I’ve always sensed Campo, Pereria, and Rieves would be receptive to critiques of their work, to transcend their obvious limitations, as any good doctor would. Unfortunately, no one’s offered them the help they’ve given so many others.
C. Dale Young is a different story. Even when frustrated with his poems, as I sometimes am, I find that he pushes his work into peculiar realms, making him always worthwhile to read. In The Second Person, Young seemed more obsessed with the opacity of desire, especially in the longer sequence, which produced ambivalence for me.
For this post, I want to focus on his strongest poem I’ve read of his called “Torn.” This is an undoubtedly a significant contribution to this theme of gay male exhaustion as well as a corrective to some of the unconscious self-aggrandizement evident in his peers' writing.

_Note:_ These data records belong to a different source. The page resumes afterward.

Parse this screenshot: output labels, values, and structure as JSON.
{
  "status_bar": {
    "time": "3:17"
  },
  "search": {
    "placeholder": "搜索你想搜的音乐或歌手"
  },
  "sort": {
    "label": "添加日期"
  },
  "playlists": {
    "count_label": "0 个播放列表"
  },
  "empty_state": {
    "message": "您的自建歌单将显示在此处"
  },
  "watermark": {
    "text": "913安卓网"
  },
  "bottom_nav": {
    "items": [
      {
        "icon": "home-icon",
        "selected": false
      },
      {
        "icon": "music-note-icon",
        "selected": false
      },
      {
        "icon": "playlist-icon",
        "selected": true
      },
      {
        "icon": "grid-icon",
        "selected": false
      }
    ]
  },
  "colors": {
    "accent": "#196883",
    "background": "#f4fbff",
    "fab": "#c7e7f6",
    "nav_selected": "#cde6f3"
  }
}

Already analyzed in the comic poems of Brent Goodman and Aaron Smith, Young offers a dramatic approach to this theme of gay male exhaustion.
In no way do I want to come across as privileging the dramatic over the comic. That is a stupid mistake poet-critics often make. But I do think it’s necessary to claim that the pitfalls are different, and C. Dale succeeds in an enviable way.
The set-up is simple. A gay man is in the emergency room. Some thugs have gay-bashed him. The doctor begins to stitch up his face.
Who would think that in 2009 you could still make a remarkable poem based on these overly familiar images?
This is what separates this poem from others: the unflinching portrayal of the doctor as bored, jaded, and very tired. Young refuses to show the doctor as a hero, but as potentially extraneous, even replaceable, disposable:
Even though I knew there were others to be seen,
I sat there and slowly threw each stitch.
There were always others to be seen. There was
always the bat and the knife.
And one can no doubt assume that there is always the doctor. Just another spoke in the wheel. The bold closing smartly amplifies this sad fact:
..And when they
came in drunk or high with their own wounds,
when they bragged about their scuffles with the knife
and that other world of men, I sat there and sutured.
I sat there like an old woman and sewed them up.
Stitch after stitch, the slender exactness of my fingers
attempted perfection. I sat there and sewed them up.
You can pinpoint the strength of the poem through its use of the phrase “like an old woman.” By all accounts, this simile should not work; it should be an awkward cliché. But here it emphasizes the endless routine, the lack of specialness in a job that forces you to deal with a steady stream of hurt people needing urgent help, sometimes even those you may too closely find verisimilitude:
Each suture thrown reminded me I would never be safe
in that town. There would always be the bat
and the knife, always a fool willing to tear me open
to see the dirty faggot inside.
These hate crimes will never stop. Plenty of formal strategies contribute to this numbing effect: the deliberate flatness of the language, the repetition of the sonic element in sewn and “sutured” (an oddly wonderful sounding word). Even the anaphora, something as potentially as dull as “there was” produces a deliberate numbing effect. The poem ultimately enlivens this mundane godly activity: bringing gay men back from what could easily have been their grave.